She secured him a cardinal’s hat in 1629, and after a spectacular turn of events (aka another massive bribe) she got him elected as the next Pope in 1644. Thanks to his sister-in-law and key advisor, he had secured what was arguably the most powerful position in all of Europe at the time.
When Pamphilj became Pope Innocent X, he was 70 years old and Olimpia was 53.
From the start, it was clear that she was the one in charge, even if the public-facing figure was the Pope. And the men at the Vatican were less than thrilled. “We have just elected a female pope,” Cardinal Alessandro Bichi angrily declared on the day that Cardinal Pamphili was declared Pope Innocent X.
The public knew it too. Banners were hung in churches around town that cheekily read: Pope Olimpia I.
She worked tirelessly as his (unofficial) second-in-command. The position of Pope was a religious one, with spiritual duties, but it was also a political one and the responsibilities were endless. Every day, Olimpia arrived at the papal palace early in the morning. She stayed there all day, not leaving till past midnight. She made decisions on important appointments and promotions, she influenced policies, she negotiated with foreign powers, she fielded petitions, etc.
And as a monarch in everything but name, she ruled her domains like a queen, sponsoring artists and musicians. For example, she was behind Bernini’s Four Rivers Fountain in Rome’s Piazza Navona. Furthermore, she supported women in various capacities and is seen by many as an early feminist. She gave funds to support nuns, she sponsored marriage dowries for young girls who were being forced into convents against their wills, and she protected prostitutes.
Her importance was undeniable. When someone asked the Pope his opinion on a matter, his first response was: “What will Donna Olimpa say?”

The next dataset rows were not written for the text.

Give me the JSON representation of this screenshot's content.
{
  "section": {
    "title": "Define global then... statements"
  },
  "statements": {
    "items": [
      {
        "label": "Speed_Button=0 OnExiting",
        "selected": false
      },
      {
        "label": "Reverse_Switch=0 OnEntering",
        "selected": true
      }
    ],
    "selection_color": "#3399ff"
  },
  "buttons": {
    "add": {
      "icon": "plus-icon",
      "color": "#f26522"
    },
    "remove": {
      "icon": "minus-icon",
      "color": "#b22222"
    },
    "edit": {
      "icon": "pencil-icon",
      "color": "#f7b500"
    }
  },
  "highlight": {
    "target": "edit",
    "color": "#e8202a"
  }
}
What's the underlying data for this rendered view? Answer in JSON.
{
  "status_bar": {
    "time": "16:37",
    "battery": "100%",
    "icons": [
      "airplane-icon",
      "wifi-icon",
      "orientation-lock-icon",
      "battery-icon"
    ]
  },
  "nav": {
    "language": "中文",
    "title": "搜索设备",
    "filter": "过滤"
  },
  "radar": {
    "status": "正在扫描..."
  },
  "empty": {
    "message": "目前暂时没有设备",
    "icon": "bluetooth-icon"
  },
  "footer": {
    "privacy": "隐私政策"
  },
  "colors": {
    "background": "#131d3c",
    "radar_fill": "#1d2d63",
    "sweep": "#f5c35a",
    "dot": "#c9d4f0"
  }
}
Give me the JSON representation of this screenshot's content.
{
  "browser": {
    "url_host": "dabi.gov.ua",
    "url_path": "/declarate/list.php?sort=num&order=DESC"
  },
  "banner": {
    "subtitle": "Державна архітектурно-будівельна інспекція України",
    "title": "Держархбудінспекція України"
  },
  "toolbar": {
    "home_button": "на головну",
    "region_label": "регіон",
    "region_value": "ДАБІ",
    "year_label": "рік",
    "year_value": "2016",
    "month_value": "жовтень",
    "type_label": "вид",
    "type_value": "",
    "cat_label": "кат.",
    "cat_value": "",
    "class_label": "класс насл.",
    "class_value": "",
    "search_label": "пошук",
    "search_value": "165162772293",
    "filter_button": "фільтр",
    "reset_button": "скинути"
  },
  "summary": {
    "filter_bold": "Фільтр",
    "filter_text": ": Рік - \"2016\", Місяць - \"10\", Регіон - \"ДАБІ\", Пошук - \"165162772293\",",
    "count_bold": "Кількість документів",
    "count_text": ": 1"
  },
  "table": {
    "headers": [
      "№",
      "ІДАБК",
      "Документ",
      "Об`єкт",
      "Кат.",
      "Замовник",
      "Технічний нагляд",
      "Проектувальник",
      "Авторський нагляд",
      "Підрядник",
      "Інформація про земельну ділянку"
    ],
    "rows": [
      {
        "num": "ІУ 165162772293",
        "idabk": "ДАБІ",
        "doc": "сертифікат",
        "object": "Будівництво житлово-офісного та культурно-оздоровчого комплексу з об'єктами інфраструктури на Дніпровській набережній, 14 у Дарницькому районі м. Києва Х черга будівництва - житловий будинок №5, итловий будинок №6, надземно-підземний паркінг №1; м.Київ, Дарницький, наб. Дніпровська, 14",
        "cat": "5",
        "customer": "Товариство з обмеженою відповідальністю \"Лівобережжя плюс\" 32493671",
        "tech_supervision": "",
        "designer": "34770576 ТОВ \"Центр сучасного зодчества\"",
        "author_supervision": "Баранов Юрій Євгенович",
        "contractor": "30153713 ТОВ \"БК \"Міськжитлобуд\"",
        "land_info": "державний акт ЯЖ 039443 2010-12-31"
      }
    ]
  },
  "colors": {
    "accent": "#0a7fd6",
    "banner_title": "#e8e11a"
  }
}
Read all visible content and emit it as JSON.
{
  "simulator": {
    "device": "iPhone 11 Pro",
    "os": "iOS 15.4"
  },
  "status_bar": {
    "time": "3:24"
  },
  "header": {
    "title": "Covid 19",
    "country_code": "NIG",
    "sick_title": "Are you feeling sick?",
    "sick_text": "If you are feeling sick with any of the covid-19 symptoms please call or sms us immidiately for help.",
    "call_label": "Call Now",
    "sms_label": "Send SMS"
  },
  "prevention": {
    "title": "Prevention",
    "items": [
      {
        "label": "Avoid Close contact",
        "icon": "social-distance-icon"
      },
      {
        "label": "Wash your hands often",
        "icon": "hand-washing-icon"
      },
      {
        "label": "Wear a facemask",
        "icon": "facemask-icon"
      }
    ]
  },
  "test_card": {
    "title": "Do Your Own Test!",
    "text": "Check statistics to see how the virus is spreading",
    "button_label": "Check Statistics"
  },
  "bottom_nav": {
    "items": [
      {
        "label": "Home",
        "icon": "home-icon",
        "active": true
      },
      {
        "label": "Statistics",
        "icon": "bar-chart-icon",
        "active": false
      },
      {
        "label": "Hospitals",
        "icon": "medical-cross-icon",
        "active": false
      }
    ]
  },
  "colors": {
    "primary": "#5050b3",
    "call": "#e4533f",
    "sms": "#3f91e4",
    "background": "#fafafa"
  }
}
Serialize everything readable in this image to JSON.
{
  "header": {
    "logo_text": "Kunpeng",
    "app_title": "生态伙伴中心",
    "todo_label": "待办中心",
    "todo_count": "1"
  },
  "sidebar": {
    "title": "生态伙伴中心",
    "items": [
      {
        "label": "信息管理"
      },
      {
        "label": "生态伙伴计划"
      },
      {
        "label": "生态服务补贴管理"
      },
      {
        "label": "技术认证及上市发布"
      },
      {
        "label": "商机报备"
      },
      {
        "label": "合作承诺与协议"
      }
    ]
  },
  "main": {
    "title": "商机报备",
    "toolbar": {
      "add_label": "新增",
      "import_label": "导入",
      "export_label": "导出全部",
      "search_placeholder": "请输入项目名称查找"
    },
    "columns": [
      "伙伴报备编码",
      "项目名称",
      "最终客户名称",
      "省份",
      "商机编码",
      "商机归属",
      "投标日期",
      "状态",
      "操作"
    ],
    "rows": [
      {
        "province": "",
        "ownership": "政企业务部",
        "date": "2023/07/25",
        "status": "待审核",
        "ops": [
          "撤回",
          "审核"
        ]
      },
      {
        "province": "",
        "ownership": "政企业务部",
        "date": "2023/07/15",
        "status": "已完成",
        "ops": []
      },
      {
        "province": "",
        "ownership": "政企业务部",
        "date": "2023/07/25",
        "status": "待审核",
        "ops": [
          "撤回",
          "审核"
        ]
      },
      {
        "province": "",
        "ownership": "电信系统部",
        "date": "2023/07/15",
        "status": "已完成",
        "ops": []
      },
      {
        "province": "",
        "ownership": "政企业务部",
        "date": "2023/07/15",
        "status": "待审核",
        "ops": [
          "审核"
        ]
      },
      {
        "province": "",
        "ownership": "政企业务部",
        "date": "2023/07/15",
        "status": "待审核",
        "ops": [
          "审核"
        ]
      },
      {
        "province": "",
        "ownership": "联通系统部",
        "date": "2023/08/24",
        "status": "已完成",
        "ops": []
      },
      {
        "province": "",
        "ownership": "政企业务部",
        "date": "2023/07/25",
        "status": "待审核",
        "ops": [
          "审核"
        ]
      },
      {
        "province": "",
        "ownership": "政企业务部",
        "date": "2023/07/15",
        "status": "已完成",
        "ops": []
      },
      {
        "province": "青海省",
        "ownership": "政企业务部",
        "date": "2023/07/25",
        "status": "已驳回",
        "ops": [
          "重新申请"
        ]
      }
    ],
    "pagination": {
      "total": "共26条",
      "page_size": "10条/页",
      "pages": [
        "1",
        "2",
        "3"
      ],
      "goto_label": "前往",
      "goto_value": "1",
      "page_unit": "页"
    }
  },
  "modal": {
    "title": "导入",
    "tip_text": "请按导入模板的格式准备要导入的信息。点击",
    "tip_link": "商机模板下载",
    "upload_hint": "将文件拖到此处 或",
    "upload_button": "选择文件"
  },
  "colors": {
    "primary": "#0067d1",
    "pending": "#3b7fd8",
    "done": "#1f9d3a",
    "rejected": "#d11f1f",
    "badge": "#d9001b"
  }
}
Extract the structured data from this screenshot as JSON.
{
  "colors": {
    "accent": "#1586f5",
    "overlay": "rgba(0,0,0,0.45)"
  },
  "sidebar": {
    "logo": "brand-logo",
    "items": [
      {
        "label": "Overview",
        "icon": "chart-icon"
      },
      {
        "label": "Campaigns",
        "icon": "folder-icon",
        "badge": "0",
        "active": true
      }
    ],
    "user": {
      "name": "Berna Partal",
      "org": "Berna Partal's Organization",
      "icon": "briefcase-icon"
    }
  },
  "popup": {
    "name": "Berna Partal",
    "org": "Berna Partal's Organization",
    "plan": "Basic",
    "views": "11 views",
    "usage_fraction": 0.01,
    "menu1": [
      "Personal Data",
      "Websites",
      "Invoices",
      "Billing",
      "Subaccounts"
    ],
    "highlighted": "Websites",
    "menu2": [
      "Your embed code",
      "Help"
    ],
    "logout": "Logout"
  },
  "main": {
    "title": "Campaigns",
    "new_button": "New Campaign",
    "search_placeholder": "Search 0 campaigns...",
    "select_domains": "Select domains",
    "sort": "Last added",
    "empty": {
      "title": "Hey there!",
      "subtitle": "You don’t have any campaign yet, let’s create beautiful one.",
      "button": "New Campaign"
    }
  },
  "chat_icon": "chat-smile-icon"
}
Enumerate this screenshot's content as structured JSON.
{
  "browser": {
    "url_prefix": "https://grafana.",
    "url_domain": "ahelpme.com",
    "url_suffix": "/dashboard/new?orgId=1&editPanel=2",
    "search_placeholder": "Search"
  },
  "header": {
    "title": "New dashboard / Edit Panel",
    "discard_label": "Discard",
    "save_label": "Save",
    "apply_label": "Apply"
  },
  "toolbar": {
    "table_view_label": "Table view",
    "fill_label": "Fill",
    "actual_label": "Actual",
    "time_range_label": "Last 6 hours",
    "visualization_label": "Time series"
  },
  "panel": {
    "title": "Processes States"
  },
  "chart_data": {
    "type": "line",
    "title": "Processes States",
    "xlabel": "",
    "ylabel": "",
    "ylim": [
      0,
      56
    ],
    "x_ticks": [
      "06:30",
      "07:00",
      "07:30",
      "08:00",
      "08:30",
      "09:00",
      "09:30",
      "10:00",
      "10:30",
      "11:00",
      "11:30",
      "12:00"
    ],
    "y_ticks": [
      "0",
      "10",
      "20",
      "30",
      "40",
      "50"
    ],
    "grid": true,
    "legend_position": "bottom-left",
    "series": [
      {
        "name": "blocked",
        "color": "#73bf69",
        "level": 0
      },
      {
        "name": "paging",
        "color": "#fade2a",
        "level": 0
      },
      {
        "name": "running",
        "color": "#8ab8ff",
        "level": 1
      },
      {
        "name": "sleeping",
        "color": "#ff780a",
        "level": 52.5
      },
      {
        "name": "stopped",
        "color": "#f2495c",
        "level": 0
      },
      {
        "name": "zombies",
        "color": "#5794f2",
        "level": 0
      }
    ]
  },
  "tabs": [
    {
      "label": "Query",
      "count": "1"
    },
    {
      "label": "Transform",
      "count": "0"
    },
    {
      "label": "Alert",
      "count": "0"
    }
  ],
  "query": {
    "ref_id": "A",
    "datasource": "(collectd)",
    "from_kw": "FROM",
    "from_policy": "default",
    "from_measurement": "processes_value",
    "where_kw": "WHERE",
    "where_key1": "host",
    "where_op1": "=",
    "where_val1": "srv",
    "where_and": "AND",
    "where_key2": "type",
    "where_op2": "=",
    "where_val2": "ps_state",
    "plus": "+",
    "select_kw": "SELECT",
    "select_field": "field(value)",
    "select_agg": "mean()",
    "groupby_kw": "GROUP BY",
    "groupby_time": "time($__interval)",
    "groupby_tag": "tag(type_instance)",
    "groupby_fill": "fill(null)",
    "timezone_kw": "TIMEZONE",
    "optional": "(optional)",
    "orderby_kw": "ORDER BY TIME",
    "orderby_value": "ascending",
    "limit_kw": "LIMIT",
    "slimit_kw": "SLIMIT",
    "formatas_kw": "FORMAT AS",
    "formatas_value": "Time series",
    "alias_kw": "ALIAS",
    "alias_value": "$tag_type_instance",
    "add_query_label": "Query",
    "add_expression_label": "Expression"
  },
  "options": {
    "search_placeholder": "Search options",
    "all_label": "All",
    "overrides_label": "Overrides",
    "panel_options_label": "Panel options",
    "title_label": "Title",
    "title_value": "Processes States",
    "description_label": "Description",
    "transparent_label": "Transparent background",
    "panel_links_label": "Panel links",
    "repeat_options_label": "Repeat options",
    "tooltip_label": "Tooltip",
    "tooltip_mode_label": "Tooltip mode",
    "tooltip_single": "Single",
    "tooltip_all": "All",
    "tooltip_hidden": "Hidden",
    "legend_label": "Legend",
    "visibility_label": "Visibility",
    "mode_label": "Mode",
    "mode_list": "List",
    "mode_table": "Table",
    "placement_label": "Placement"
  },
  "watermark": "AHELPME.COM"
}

Ultimately, diplomats knew that the best way to gain the Pope’s favour was to bribe Donna Olimpia with cash. She was seen as greedy and corrupt. But some diplomats also praised her intellect—for example, the French ambassador informed King Louis XIV that she was a “great lady.”
The long hours she spent at the papal palace, often with the Pope, behind closed doors, and the seemingly absurd degree of influence over him that she held, led to a widely spread assumption that she was his mistress. This was never proven at the time, despite everyone’s curiosity and the incessant rumours, and the truth is lost to history. We’ll never know.
Later Years and Legacy
Unfortunately Donna Olimpia made many enemies during her time in power. After her brother-in-law died, the new Pope that succeeded him launched an investigation into her conduct during his predecessors’s reign, looking into her “corruption, embezzlement, and the perplexing disappearance of the entire Vatican Treasury.” The investigation didn’t go anywhere, but she was exiled from Rome and in 1657, Olimpia died alone from the bubonic plague.
According to Herman, Olimpia’s enemies in the Church instantly “moved to eradicate the scandalous memory of this audacious woman who had ruled them all.” Biased accounts further besmirched her reputation or removed her from the picture entirely. She became all but forgotten.
Now, centuries later, her name has come to light again.
Her 2008 biography, the first account of her life written in English, brought her story to new readers, and in 2019, an important, long-lost portrait of Olimpia by the Spanish master Diego Velázquez was discovered, causing quite the stir in the art world, and was set to be auctioned off by Sotheby’s for an estimated £2,000,000–3,000,000.
As Olimpia’s biographer writes, “Regardless of whether she was the mistress of the pope, she certainly was mistress of the Vatican, appointing cardinals, negotiating with foreign powers, and raking in immense sums from the papal treasury.”
All in all, she was “a baroque rock star,” and should be remembered as such.